Have you heard about the SaltWire News app?
Mixed feelings as COVID clip snowbirds wings
Daily fall forecasts and weather facts from Cindy Day
SaltWire's cartoonists bring heart and humour to the news.
SaltWire Selects: Stories you don't want to miss
What you need to know about COVID-19: October 9, 2020
‘I’m not going to be stopped’
A Black teenager is increasing public awareness about racial injustice with her newly formed Racial Justice Action Committee in Truro, N.S.
Elisabet Astatkie, 18, of Valley, N.S. aims to inform about BIPOC (Black, Indigenous and People of Colour) experiences in Nova Scotia and to be a place of support for them.
“I decided to create this committee because I saw a lack of education about topics due to racism and I believe now, more than ever, it's important to educate and support BIPOC people in different positions,” she said.
After the February shooting of Ahmaud Arbery, a Black man killed while jogging in Georgia, Astatkie was upset and felt the urge to do something. She started researching Canadian racial history and learned about Africville and the Shelburne Race Riots of 1784 — history she never learned growing up in school.
When she became a program assistant with ElevateHER Mental Health Support Services Canada in June, she used the opportunity to create the Racial Action Justice Committee as a project under the ElevateHER umbrella. With the help of project coordinator Abby MacLeod, Ashley Idoko and her sister Sarah Astatkie, they gathered 20 social justice-minded teenagers to take part.
Half of the committee are BIPOC and have a larger leading role.
“While I appreciate the support of allies, I want the people who make the big shots to be (BIPOC) because everything that happens directly affects them,” she said.

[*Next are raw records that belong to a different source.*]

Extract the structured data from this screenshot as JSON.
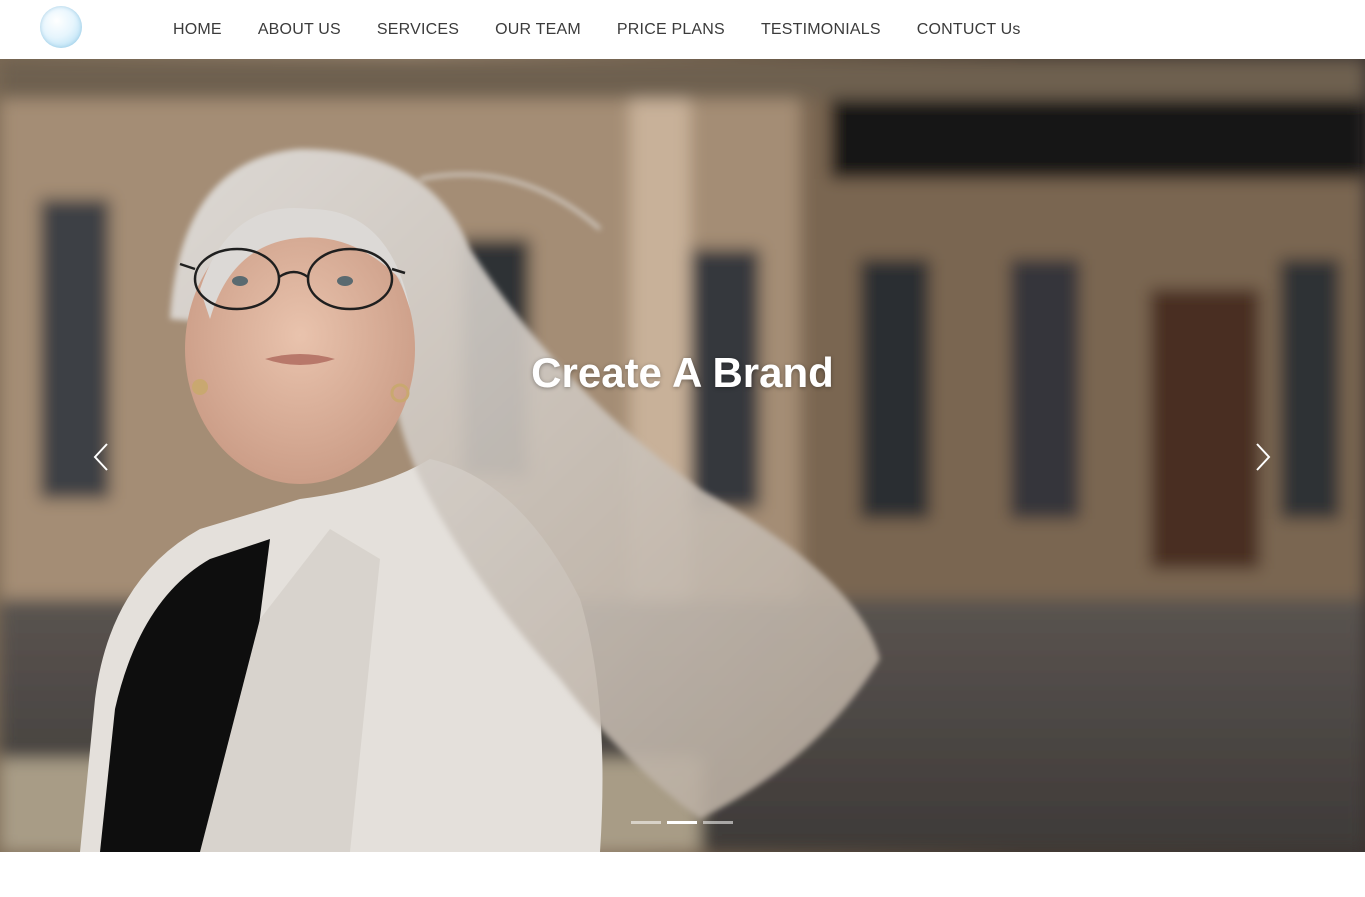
{
  "nav": {
    "items": [
      {
        "label": "HOME"
      },
      {
        "label": "ABOUT US"
      },
      {
        "label": "SERVICES"
      },
      {
        "label": "OUR TEAM"
      },
      {
        "label": "PRICE PLANS"
      },
      {
        "label": "TESTIMONIALS"
      },
      {
        "label": "CONTUCT Us"
      }
    ]
  },
  "hero": {
    "title": "Create A Brand",
    "slide_count": 3,
    "active_slide": 2,
    "prev_icon": "chevron-left-icon",
    "next_icon": "chevron-right-icon"
  },
  "colors": {
    "nav_text": "#3b3b3b",
    "hero_title": "#ffffff"
  }
}
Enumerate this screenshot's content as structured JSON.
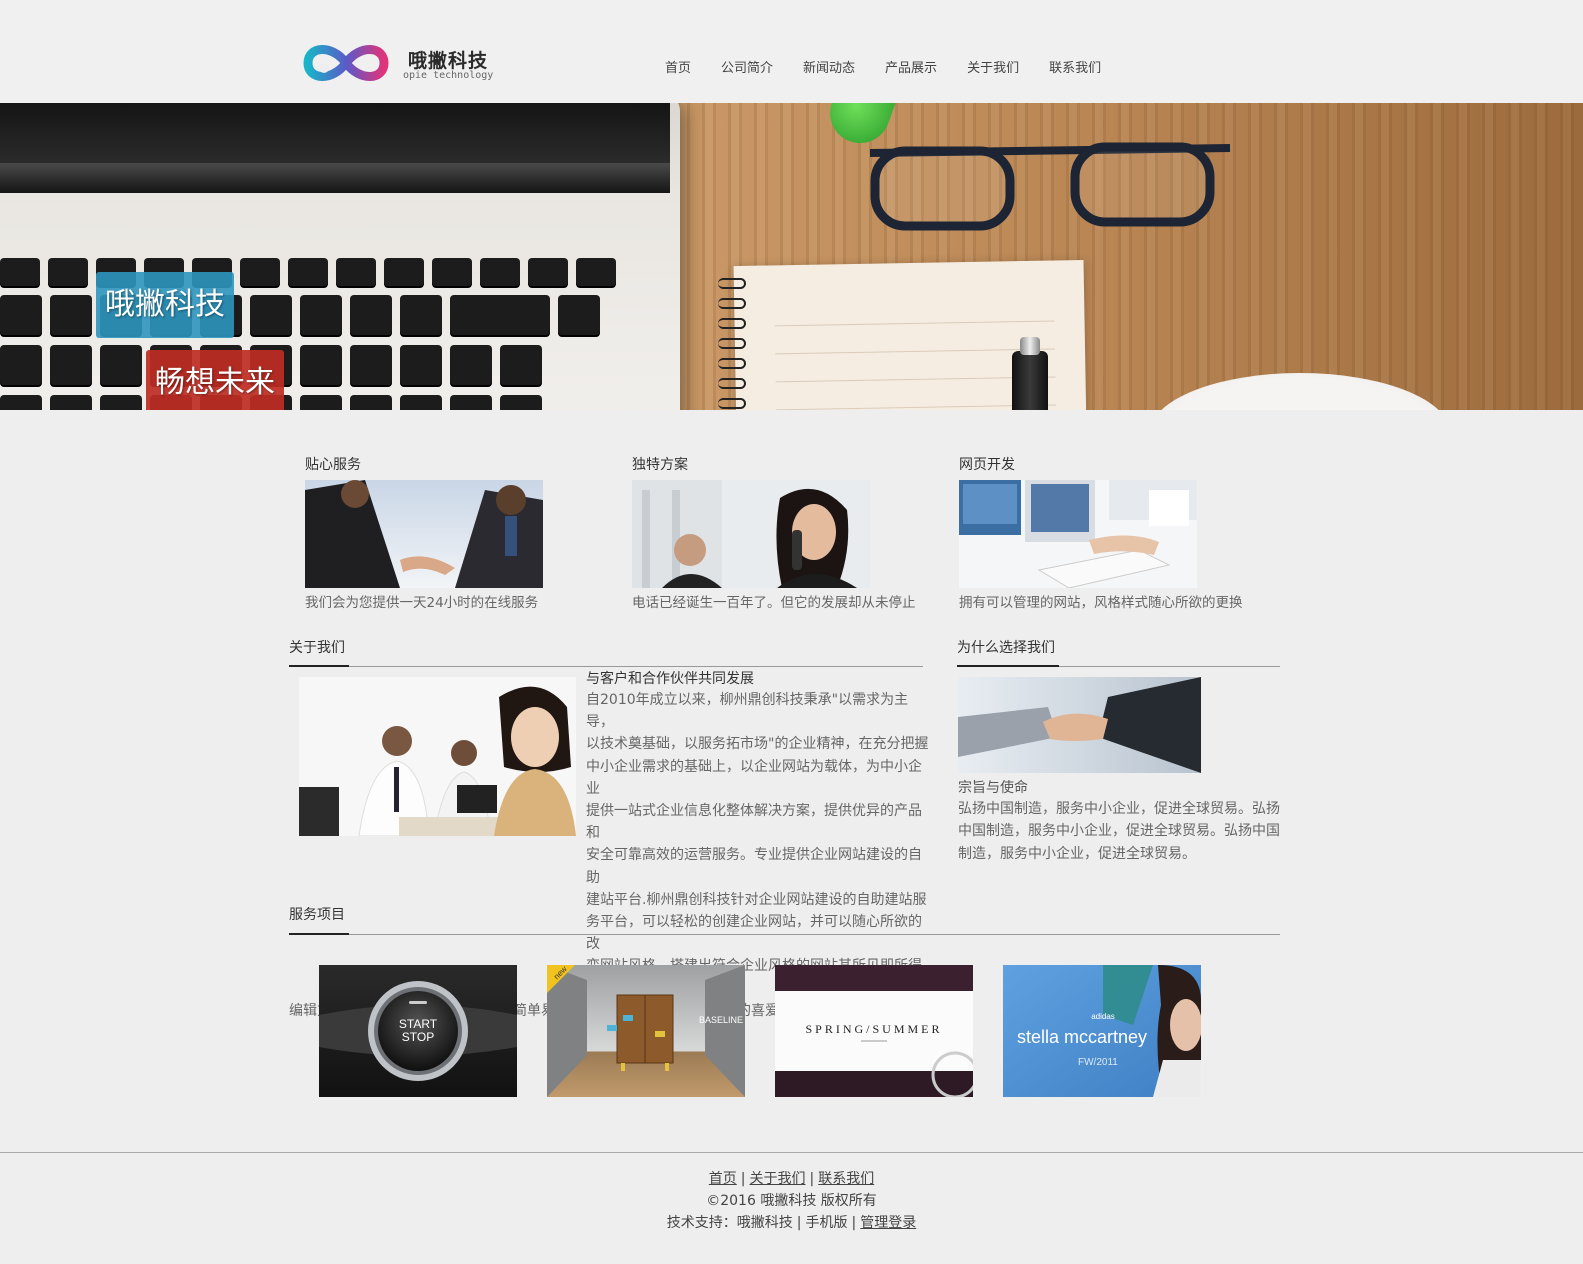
{
  "brand": {
    "name": "哦撇科技",
    "subtitle": "opie technology"
  },
  "nav": [
    "首页",
    "公司简介",
    "新闻动态",
    "产品展示",
    "关于我们",
    "联系我们"
  ],
  "banner": {
    "tag1": "哦撇科技",
    "tag2": "畅想未来"
  },
  "features": [
    {
      "title": "贴心服务",
      "desc": "我们会为您提供一天24小时的在线服务"
    },
    {
      "title": "独特方案",
      "desc": "电话已经诞生一百年了。但它的发展却从未停止"
    },
    {
      "title": "网页开发",
      "desc": "拥有可以管理的网站，风格样式随心所欲的更换"
    }
  ],
  "about": {
    "title": "关于我们",
    "heading": "与客户和合作伙伴共同发展",
    "lines": [
      "自2010年成立以来，柳州鼎创科技秉承\"以需求为主导，",
      "以技术奠基础，以服务拓市场\"的企业精神，在充分把握",
      "中小企业需求的基础上，以企业网站为载体，为中小企业",
      "提供一站式企业信息化整体解决方案，提供优异的产品和",
      "安全可靠高效的运营服务。专业提供企业网站建设的自助",
      "建站平台.柳州鼎创科技针对企业网站建设的自助建站服",
      "务平台，可以轻松的创建企业网站，并可以随心所欲的改",
      "变网站风格，搭建出符合企业风格的网站其所见即所得的"
    ],
    "last_line": "编辑方式是本平台的最大风格，并以简单易用、功能强大而深受中小企业的喜爱。"
  },
  "why": {
    "title": "为什么选择我们",
    "heading": "宗旨与使命",
    "text": "弘扬中国制造，服务中小企业，促进全球贸易。弘扬中国制造，服务中小企业，促进全球贸易。弘扬中国制造，服务中小企业，促进全球贸易。"
  },
  "services": {
    "title": "服务项目",
    "items": [
      {
        "label_top": "START",
        "label_bottom": "STOP"
      },
      {
        "label": "BASELINE",
        "corner": "new"
      },
      {
        "label": "SPRING/SUMMER"
      },
      {
        "brand": "adidas",
        "label": "stella mccartney",
        "sub": "FW/2011"
      }
    ]
  },
  "footer": {
    "links": [
      "首页",
      "关于我们",
      "联系我们"
    ],
    "copyright": "©2016 哦撇科技 版权所有",
    "support_prefix": "技术支持：",
    "support_name": "哦撇科技",
    "mobile": "手机版",
    "admin": "管理登录"
  }
}
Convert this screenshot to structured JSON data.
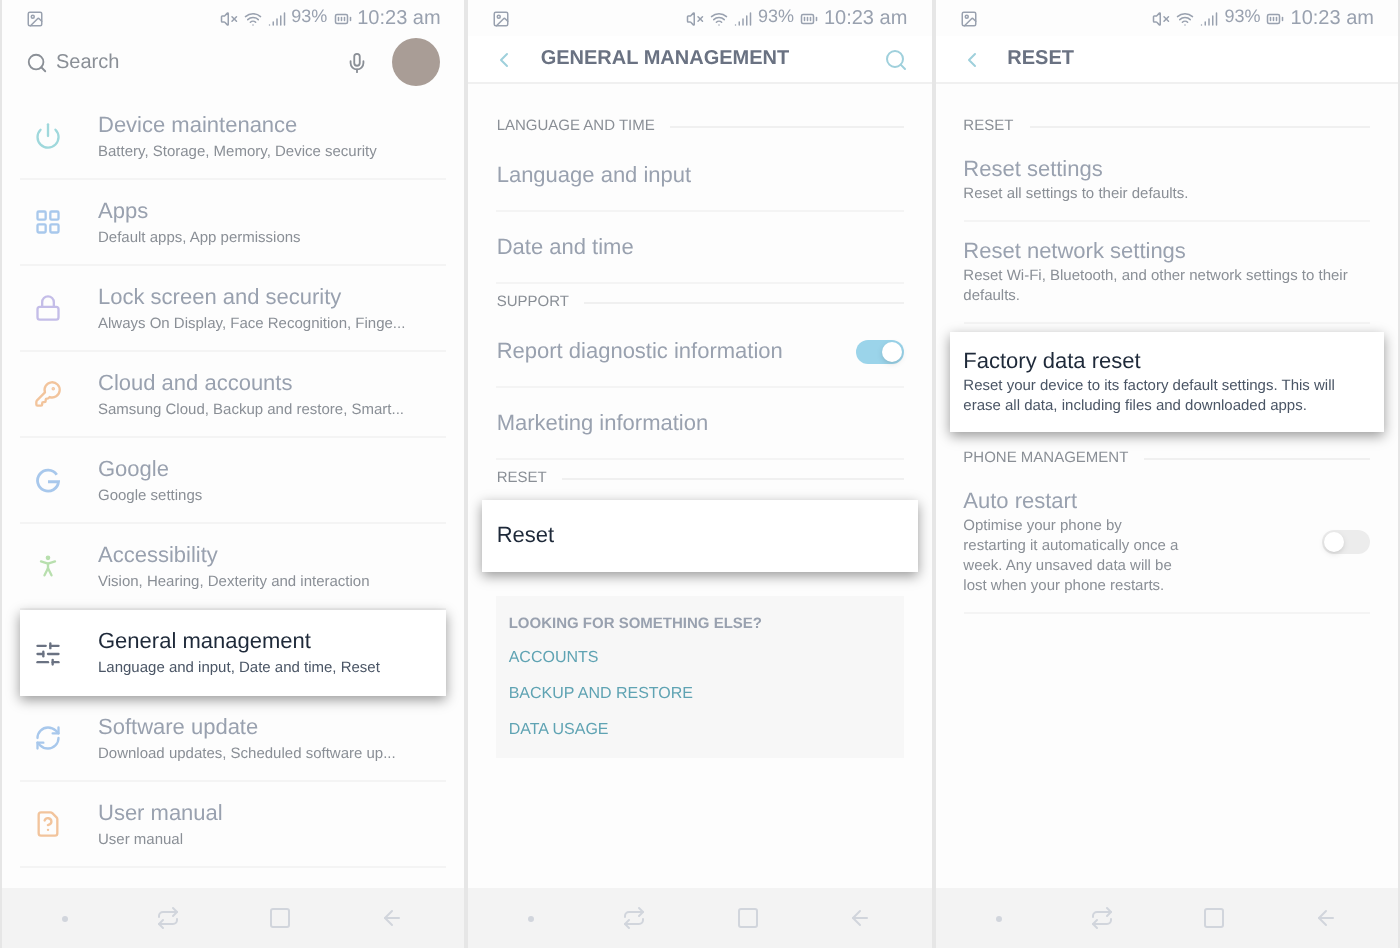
{
  "screens": [
    {
      "kind": "home",
      "status": {
        "battery": "93%",
        "time": "10:23 am"
      },
      "search": {
        "placeholder": "Search"
      },
      "items": [
        {
          "title": "Device maintenance",
          "subtitle": "Battery, Storage, Memory, Device security",
          "highlighted": false
        },
        {
          "title": "Apps",
          "subtitle": "Default apps, App permissions",
          "highlighted": false
        },
        {
          "title": "Lock screen and security",
          "subtitle": "Always On Display, Face Recognition, Finge...",
          "highlighted": false
        },
        {
          "title": "Cloud and accounts",
          "subtitle": "Samsung Cloud, Backup and restore, Smart...",
          "highlighted": false
        },
        {
          "title": "Google",
          "subtitle": "Google settings",
          "highlighted": false
        },
        {
          "title": "Accessibility",
          "subtitle": "Vision, Hearing, Dexterity and interaction",
          "highlighted": false
        },
        {
          "title": "General management",
          "subtitle": "Language and input, Date and time, Reset",
          "highlighted": true
        },
        {
          "title": "Software update",
          "subtitle": "Download updates, Scheduled software up...",
          "highlighted": false
        },
        {
          "title": "User manual",
          "subtitle": "User manual",
          "highlighted": false
        }
      ]
    },
    {
      "kind": "list",
      "status": {
        "battery": "93%",
        "time": "10:23 am"
      },
      "header": {
        "title": "GENERAL MANAGEMENT",
        "search": true
      },
      "sections": [
        {
          "heading": "LANGUAGE AND TIME",
          "rows": [
            {
              "kind": "plain",
              "title": "Language and input",
              "highlighted": false
            },
            {
              "kind": "plain",
              "title": "Date and time",
              "highlighted": false
            }
          ]
        },
        {
          "heading": "SUPPORT",
          "rows": [
            {
              "kind": "toggle",
              "title": "Report diagnostic information",
              "on": true,
              "highlighted": false
            },
            {
              "kind": "plain",
              "title": "Marketing information",
              "highlighted": false
            }
          ]
        },
        {
          "heading": "RESET",
          "rows": [
            {
              "kind": "plain",
              "title": "Reset",
              "highlighted": true
            }
          ]
        }
      ],
      "suggestions": {
        "heading": "LOOKING FOR SOMETHING ELSE?",
        "links": [
          "ACCOUNTS",
          "BACKUP AND RESTORE",
          "DATA USAGE"
        ]
      }
    },
    {
      "kind": "list",
      "status": {
        "battery": "93%",
        "time": "10:23 am"
      },
      "header": {
        "title": "RESET",
        "search": false
      },
      "sections": [
        {
          "heading": "RESET",
          "rows": [
            {
              "kind": "plain",
              "title": "Reset settings",
              "subtitle": "Reset all settings to their defaults.",
              "highlighted": false
            },
            {
              "kind": "plain",
              "title": "Reset network settings",
              "subtitle": "Reset Wi-Fi, Bluetooth, and other network settings to their defaults.",
              "highlighted": false
            },
            {
              "kind": "plain",
              "title": "Factory data reset",
              "subtitle": "Reset your device to its factory default settings. This will erase all data, including files and downloaded apps.",
              "highlighted": true
            }
          ]
        },
        {
          "heading": "PHONE MANAGEMENT",
          "rows": [
            {
              "kind": "toggle",
              "title": "Auto restart",
              "subtitle": "Optimise your phone by restarting it automatically once a week. Any unsaved data will be lost when your phone restarts.",
              "on": false,
              "highlighted": false
            }
          ]
        }
      ]
    }
  ]
}
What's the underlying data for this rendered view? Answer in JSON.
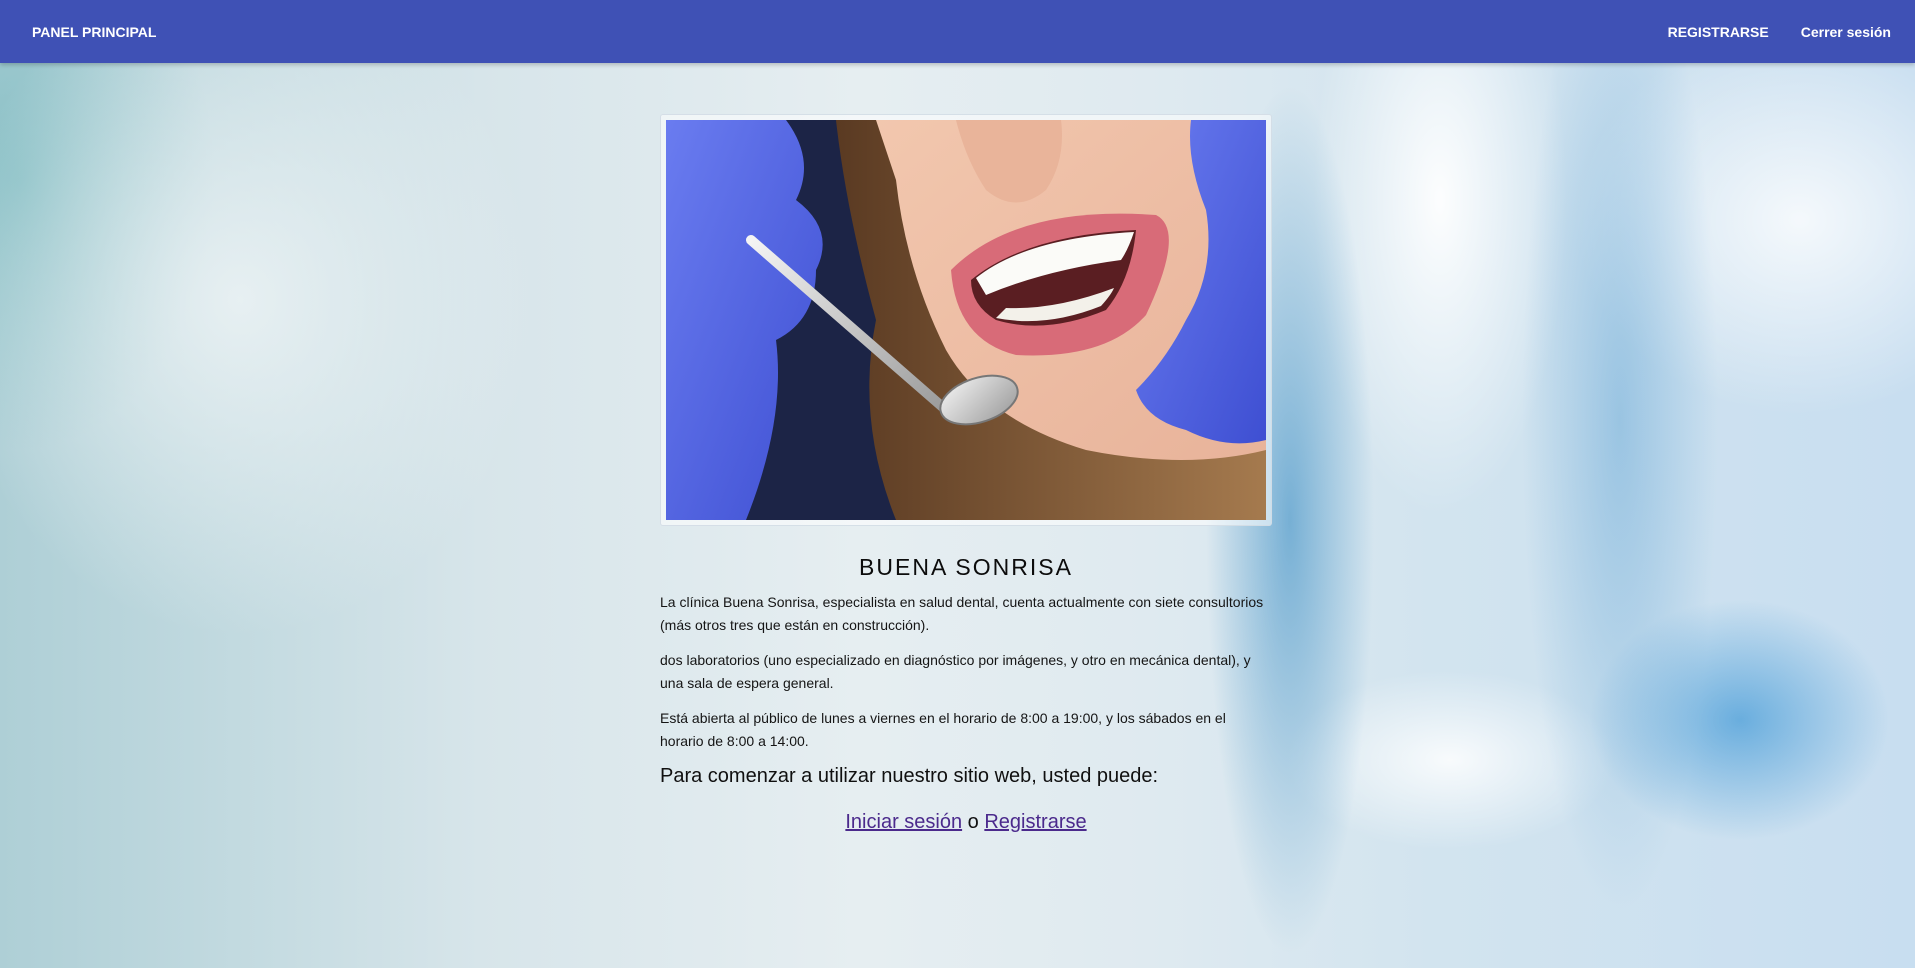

“We are still experiencing microaggressions, acts of racism, whether they're blunt or not. We still see it all. I think that's really important because we are able to look at things from a different perspective.”
Although she knows others have faced more severe acts of racism, she said that recent awareness on social media helped her recognize moments she has faced in her life as a Black person and the daughter of immigrants, such her race being downgraded or assumptions that she is foreign.
“Microaggressions are so common, and people don't even realize that they're doing it when they do it,” she said.
In July, the committee penned a letter to Premier Stephen McNeil proposing a “Race Relations in Nova Scotia” course for high schoolers examining the history of racial injustice in the province. Astatkie said that racism is not just in the past; it is happening today and knowing history can help inform the present.
They create informative posts for their main platform on Instagram, which includes a way for BIPOC experiences to be shared anonymously. Another ongoing initiative is to display posters around the community that include messages such as “Black Lives Matter,” and “say their names,” inspired by ongoing events and meeting discussions. Other timely messages celebrate holidays such as International Day of the World's Indigenous Peoples and Emancipation Day (when slavery was abolished in the British Empire) and moments such as the Oka Crisis.
Constantly, their signs have been graffitied or torn down, especially on Inglis Street in Truro. Some of their posters at the Black Loyalist Heritage Centre in Shelburne, N.S., were also the target of graffiti.
But when the posters are defaced, the committee comes back to replace them.
“People are looking at (the posters), experiencing some type of emotion and then acting on it,” she said. “Them being taken down drives me to want to put more up, just to spite them, so they can see that I’m not going to be stopped.”
Word is getting around about the committee. Astatkie presented the concept and received support from the Town of Truro Diversity Advisory Committee and the Black-led Community Enhancement Association.
She received a #RisingYouth grant from TakingItGlobal totalling $1,500. Part of it went toward purchasing 20 copies of The Racial Healing Handbook by Anneliese A. Singh for community members. Future possible events might include a Kwanzaa celebration and a community event with BIPOC vendors. Astatkie is also interested in coordinating a workshop on properly taking care of Afro-textured hair — something that she is learning more about now herself.
Astatkie recently started her engineering degree at Dalhousie University and continues to work at ElevateHER. Though things are busy, she is determined to keep pushing for racial justice with the committee.
“I definitely want to put in as much time as I can to this because this is really important to me,” she said.
Visit https://www.instagram.com/racialjusticecommittee/ for more information.